Mmmm! That’s a great question! It’s up to us all, meaning all the artists who belong to the Rock Movement. We ought to make it accessible, meaningful and genuine. We are responsible for raising the numbers its audience, by helping people express themselves via our music and get attached to what they’re listening and by extend to what they see. As we said above, the stimulus exists for rock to thrive. If we look at it through its ‘celebrity’ side as well as many artists do, we will surely fail at everything. If we’re releasing tracks and albums that are rushed and perfunctory, in order to release something just for the sake of it and just because it’s that easy nowadays, then we’ll just bless each other’s beards and no one will ever be interested again in what we do. Lastly, it is fashionable for 4 to 5 outstanding musicians to form a group even though they are already members in other groups, to create music that on one hand is excellent music-wise and perfect technically, though they lack on the other hand inspiration, due to lack of time and the kind of loyalty that every work requires and must have. Of course there are exceptions, but these are just too few. Slackness will not help keep us alive. Even if we just turn to the past and see the big names we all grew up listening to, no Ozzy, no Hetfield, no Angus Young, no Lemmy and so many others had 3-4 side projects to work with on the side. They made us shudder because they believed in this one thing they had and did it well. So we believe that we are the first ones who are responsible for everything. Everything else comes second. Things like the music industry, downloading etc. are things that are true but they are beyond our own responsibility and do not go through our own hands.
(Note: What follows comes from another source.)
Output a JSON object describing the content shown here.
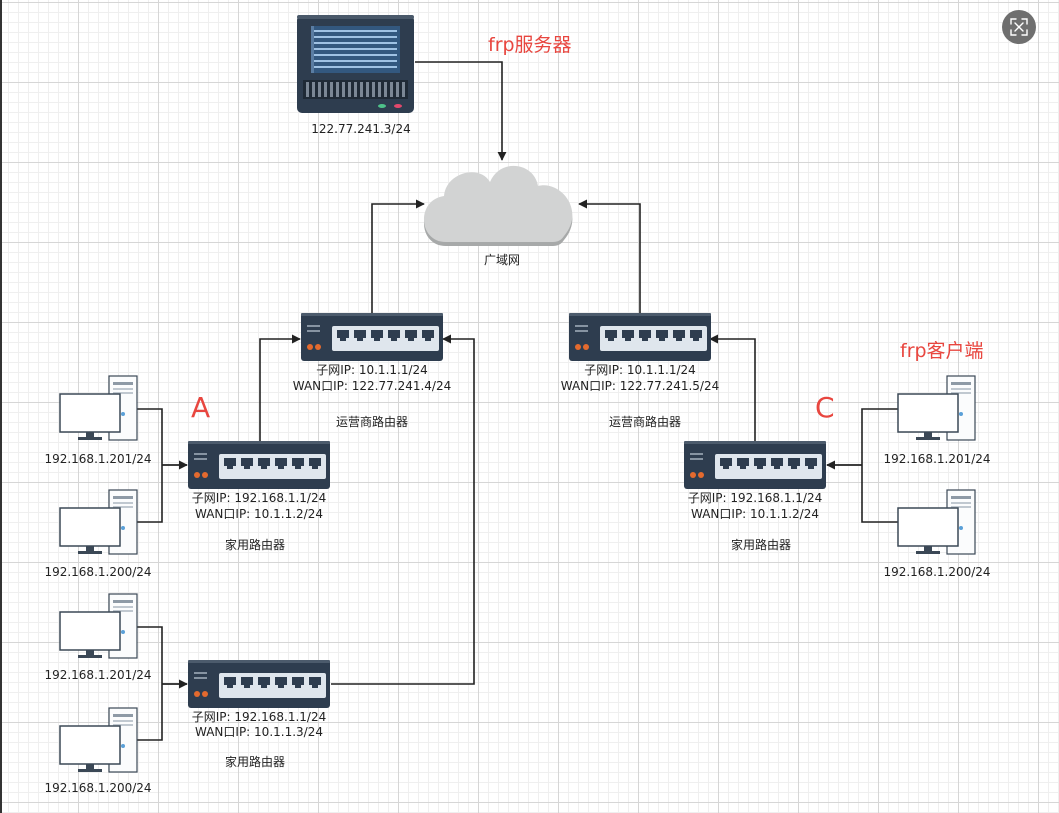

Your debut “Virtue & Vice” was released in November 2016. Are there any plans for a new release? If so, would you like to give us some information?
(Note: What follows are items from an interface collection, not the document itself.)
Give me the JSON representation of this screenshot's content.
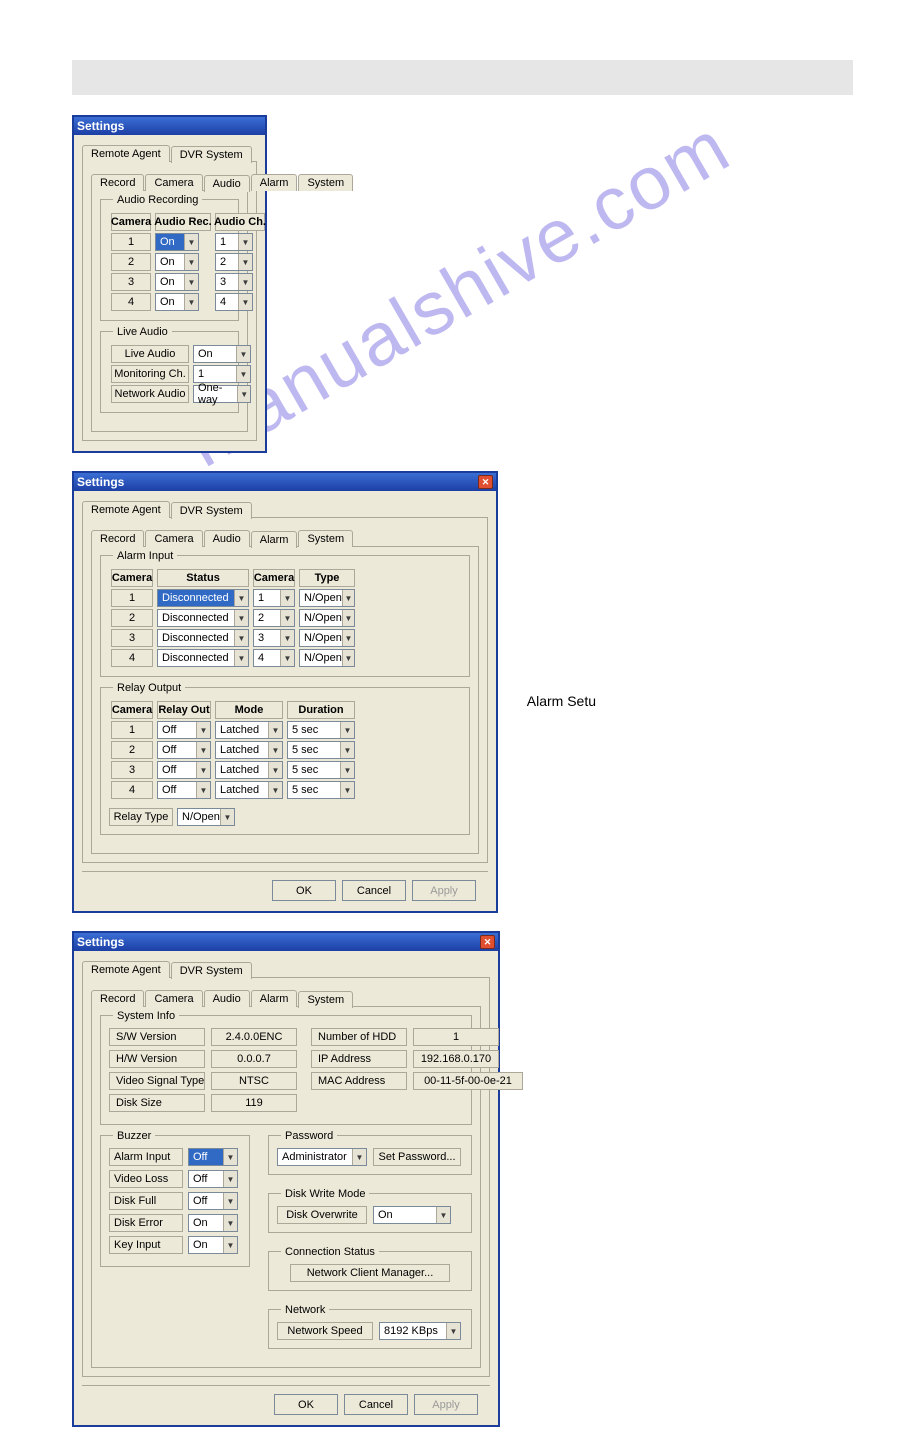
{
  "titlebar": "Settings",
  "close_glyph": "✕",
  "outer_tabs": {
    "remote_agent": "Remote Agent",
    "dvr_system": "DVR System"
  },
  "inner_tabs": {
    "record": "Record",
    "camera": "Camera",
    "audio": "Audio",
    "alarm": "Alarm",
    "system": "System"
  },
  "buttons": {
    "ok": "OK",
    "cancel": "Cancel",
    "apply": "Apply"
  },
  "audio": {
    "recording_legend": "Audio Recording",
    "hdr_camera": "Camera",
    "hdr_rec": "Audio Rec.",
    "hdr_ch": "Audio Ch.",
    "rows": [
      {
        "cam": "1",
        "rec": "On",
        "ch": "1",
        "sel": true
      },
      {
        "cam": "2",
        "rec": "On",
        "ch": "2",
        "sel": false
      },
      {
        "cam": "3",
        "rec": "On",
        "ch": "3",
        "sel": false
      },
      {
        "cam": "4",
        "rec": "On",
        "ch": "4",
        "sel": false
      }
    ],
    "live_legend": "Live Audio",
    "live_audio_label": "Live Audio",
    "live_audio_val": "On",
    "mon_ch_label": "Monitoring Ch.",
    "mon_ch_val": "1",
    "net_audio_label": "Network Audio",
    "net_audio_val": "One-way"
  },
  "alarm": {
    "side_label": "Alarm Setu",
    "input_legend": "Alarm Input",
    "hdr_camera": "Camera",
    "hdr_status": "Status",
    "hdr_cam2": "Camera",
    "hdr_type": "Type",
    "input_rows": [
      {
        "cam": "1",
        "status": "Disconnected",
        "sel": true,
        "cam2": "1",
        "type": "N/Open"
      },
      {
        "cam": "2",
        "status": "Disconnected",
        "sel": false,
        "cam2": "2",
        "type": "N/Open"
      },
      {
        "cam": "3",
        "status": "Disconnected",
        "sel": false,
        "cam2": "3",
        "type": "N/Open"
      },
      {
        "cam": "4",
        "status": "Disconnected",
        "sel": false,
        "cam2": "4",
        "type": "N/Open"
      }
    ],
    "relay_legend": "Relay Output",
    "rhdr_camera": "Camera",
    "rhdr_out": "Relay Out",
    "rhdr_mode": "Mode",
    "rhdr_dur": "Duration",
    "relay_rows": [
      {
        "cam": "1",
        "out": "Off",
        "mode": "Latched",
        "dur": "5 sec"
      },
      {
        "cam": "2",
        "out": "Off",
        "mode": "Latched",
        "dur": "5 sec"
      },
      {
        "cam": "3",
        "out": "Off",
        "mode": "Latched",
        "dur": "5 sec"
      },
      {
        "cam": "4",
        "out": "Off",
        "mode": "Latched",
        "dur": "5 sec"
      }
    ],
    "relay_type_label": "Relay Type",
    "relay_type_val": "N/Open"
  },
  "system": {
    "info_legend": "System Info",
    "sw_lbl": "S/W Version",
    "sw_val": "2.4.0.0ENC",
    "hw_lbl": "H/W Version",
    "hw_val": "0.0.0.7",
    "vst_lbl": "Video Signal Type",
    "vst_val": "NTSC",
    "ds_lbl": "Disk Size",
    "ds_val": "119",
    "hdd_lbl": "Number of HDD",
    "hdd_val": "1",
    "ip_lbl": "IP Address",
    "ip_val": "192.168.0.170",
    "mac_lbl": "MAC Address",
    "mac_val": "00-11-5f-00-0e-21",
    "buzzer_legend": "Buzzer",
    "buzzer": [
      {
        "lbl": "Alarm Input",
        "val": "Off",
        "sel": true
      },
      {
        "lbl": "Video Loss",
        "val": "Off",
        "sel": false
      },
      {
        "lbl": "Disk Full",
        "val": "Off",
        "sel": false
      },
      {
        "lbl": "Disk Error",
        "val": "On",
        "sel": false
      },
      {
        "lbl": "Key Input",
        "val": "On",
        "sel": false
      }
    ],
    "pw_legend": "Password",
    "pw_role": "Administrator",
    "pw_btn": "Set Password...",
    "dwm_legend": "Disk Write Mode",
    "dwm_lbl": "Disk Overwrite",
    "dwm_val": "On",
    "conn_legend": "Connection Status",
    "conn_btn": "Network Client Manager...",
    "net_legend": "Network",
    "net_lbl": "Network Speed",
    "net_val": "8192 KBps"
  }
}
Of course! As we said at the beginning, we are in the stage of composing the new tracks (we are above the middle) and we are very excited about the result so far. The goal is to raise the bar again, and to pull out any maturity that has emerged in us synthetically from the ‘Virtue & Vice’ release so far. We estimate it will be released, if not in the late 18s, then surely early 2019. If you want some exclusive information, we are letting you know that the heroine of ‘Virtue & Vice’ Daza will also star in the second album because we liked it a lot and people embraced her well, so she’ll be back! And something else, we will fight for our second album to be released straight in vinyl!
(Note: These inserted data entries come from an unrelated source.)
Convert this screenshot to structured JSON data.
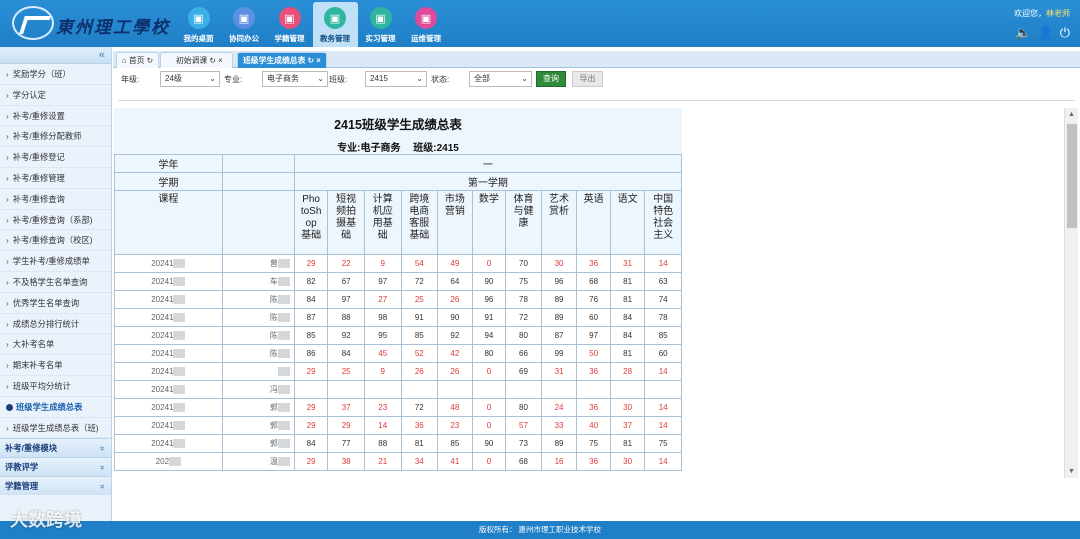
{
  "header": {
    "logo_text": "東州理工學校",
    "nav": [
      {
        "label": "我的桌面",
        "icon": "monitor-icon",
        "color": "#3bb0e8"
      },
      {
        "label": "协同办公",
        "icon": "grid-icon",
        "color": "#5b8fe0"
      },
      {
        "label": "学籍管理",
        "icon": "printer-icon",
        "color": "#e84f7b"
      },
      {
        "label": "教务管理",
        "icon": "image-icon",
        "color": "#2fb5a0"
      },
      {
        "label": "实习管理",
        "icon": "flask-icon",
        "color": "#2fb5a0"
      },
      {
        "label": "运维管理",
        "icon": "tools-icon",
        "color": "#e04a9c"
      }
    ],
    "welcome": "欢迎您，",
    "username": "林老师"
  },
  "sidebar": {
    "items": [
      "奖励学分（班）",
      "学分认定",
      "补考/重修设置",
      "补考/重修分配教师",
      "补考/重修登记",
      "补考/重修管理",
      "补考/重修查询",
      "补考/重修查询（系部)",
      "补考/重修查询（校区)",
      "学生补考/重修成绩单",
      "不及格学生名单查询",
      "优秀学生名单查询",
      "成绩总分排行统计",
      "大补考名单",
      "期末补考名单",
      "班级平均分统计",
      "班级学生成绩总表",
      "班级学生成绩总表（班)"
    ],
    "active_index": 16,
    "sections": [
      "补考/重修模块",
      "评教评学",
      "学籍管理"
    ]
  },
  "tabs": [
    "首页",
    "初始调课",
    "班级学生成绩总表"
  ],
  "filters": {
    "grade_label": "年级:",
    "grade_value": "24级",
    "major_label": "专业:",
    "major_value": "电子商务",
    "class_label": "班级:",
    "class_value": "2415",
    "status_label": "状态:",
    "status_value": "全部",
    "query_label": "查询",
    "export_label": "导出"
  },
  "report": {
    "title": "2415班级学生成绩总表",
    "major_text": "专业:电子商务",
    "class_text": "班级:2415",
    "row_year": "学年",
    "year_value": "一",
    "row_term": "学期",
    "term_value": "第一学期",
    "row_course": "课程",
    "courses": [
      "PhotoShop基础",
      "短视频拍摄基础",
      "计算机应用基础",
      "跨境电商客服基础",
      "市场营销",
      "数学",
      "体育与健康",
      "艺术赏析",
      "英语",
      "语文",
      "中国特色社会主义"
    ],
    "course_lines": [
      [
        "Pho",
        "toSh",
        "op",
        "基础"
      ],
      [
        "短视",
        "频拍",
        "摄基",
        "础"
      ],
      [
        "计算",
        "机应",
        "用基",
        "础"
      ],
      [
        "跨境",
        "电商",
        "客服",
        "基础"
      ],
      [
        "市场",
        "营销"
      ],
      [
        "数学"
      ],
      [
        "体育",
        "与健",
        "康"
      ],
      [
        "艺术",
        "赏析"
      ],
      [
        "英语"
      ],
      [
        "语文"
      ],
      [
        "中国",
        "特色",
        "社会",
        "主义"
      ]
    ],
    "rows": [
      {
        "id": "20241",
        "name": "曾",
        "scores": [
          "29",
          "22",
          "9",
          "54",
          "49",
          "0",
          "70",
          "30",
          "36",
          "31",
          "14"
        ]
      },
      {
        "id": "20241",
        "name": "车",
        "scores": [
          "82",
          "67",
          "97",
          "72",
          "64",
          "90",
          "75",
          "96",
          "68",
          "81",
          "63"
        ]
      },
      {
        "id": "20241",
        "name": "陈",
        "scores": [
          "84",
          "97",
          "27",
          "25",
          "26",
          "96",
          "78",
          "89",
          "76",
          "81",
          "74"
        ]
      },
      {
        "id": "20241",
        "name": "陈",
        "scores": [
          "87",
          "88",
          "98",
          "91",
          "90",
          "91",
          "72",
          "89",
          "60",
          "84",
          "78"
        ]
      },
      {
        "id": "20241",
        "name": "陈",
        "scores": [
          "85",
          "92",
          "95",
          "85",
          "92",
          "94",
          "80",
          "87",
          "97",
          "84",
          "85"
        ]
      },
      {
        "id": "20241",
        "name": "陈",
        "scores": [
          "86",
          "84",
          "45",
          "52",
          "42",
          "80",
          "66",
          "99",
          "50",
          "81",
          "60"
        ]
      },
      {
        "id": "20241",
        "name": "",
        "scores": [
          "29",
          "25",
          "9",
          "26",
          "26",
          "0",
          "69",
          "31",
          "36",
          "28",
          "14"
        ]
      },
      {
        "id": "20241",
        "name": "冯",
        "scores": [
          "",
          "",
          "",
          "",
          "",
          "",
          "",
          "",
          "",
          "",
          ""
        ]
      },
      {
        "id": "20241",
        "name": "郭",
        "scores": [
          "29",
          "37",
          "23",
          "72",
          "48",
          "0",
          "80",
          "24",
          "36",
          "30",
          "14"
        ]
      },
      {
        "id": "20241",
        "name": "郭",
        "scores": [
          "29",
          "29",
          "14",
          "36",
          "23",
          "0",
          "57",
          "33",
          "40",
          "37",
          "14"
        ]
      },
      {
        "id": "20241",
        "name": "郭",
        "scores": [
          "84",
          "77",
          "88",
          "81",
          "85",
          "90",
          "73",
          "89",
          "75",
          "81",
          "75"
        ]
      },
      {
        "id": "202",
        "name": "温",
        "scores": [
          "29",
          "38",
          "21",
          "34",
          "41",
          "0",
          "68",
          "16",
          "36",
          "30",
          "14"
        ]
      }
    ],
    "fail_color": "#e23a3a"
  },
  "footer": {
    "copyright": "版权所有： 惠州市理工职业技术学校"
  },
  "watermark": "大数跨境"
}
You are about to perform on the Eightball scene along with Shotgunz and Nightstalker. What have you prepared for us? What to expect from the Leftover Bullets? An intense show like you’ve got us used to?
Yes, we are very excited about this show and we’re looking forward to performing on that stage! We chose this day to perform two new tracks coming from our upcoming album! One is called “Confused” and the other “Free Speech For Sale” and we are anxious to see how the world will react!
Brilliantly! That’s all from me for the time being! More to come on Sunday! Thank you again for making the time for this interview. The last words are yours!
We have to thank you as well for giving us the opportunity to make the band known to even more people. Your questions were on point and elaborate enough. That’s the kind of interviews we like! We’ll see you at the show! Keep rocking guys! You do it well!!!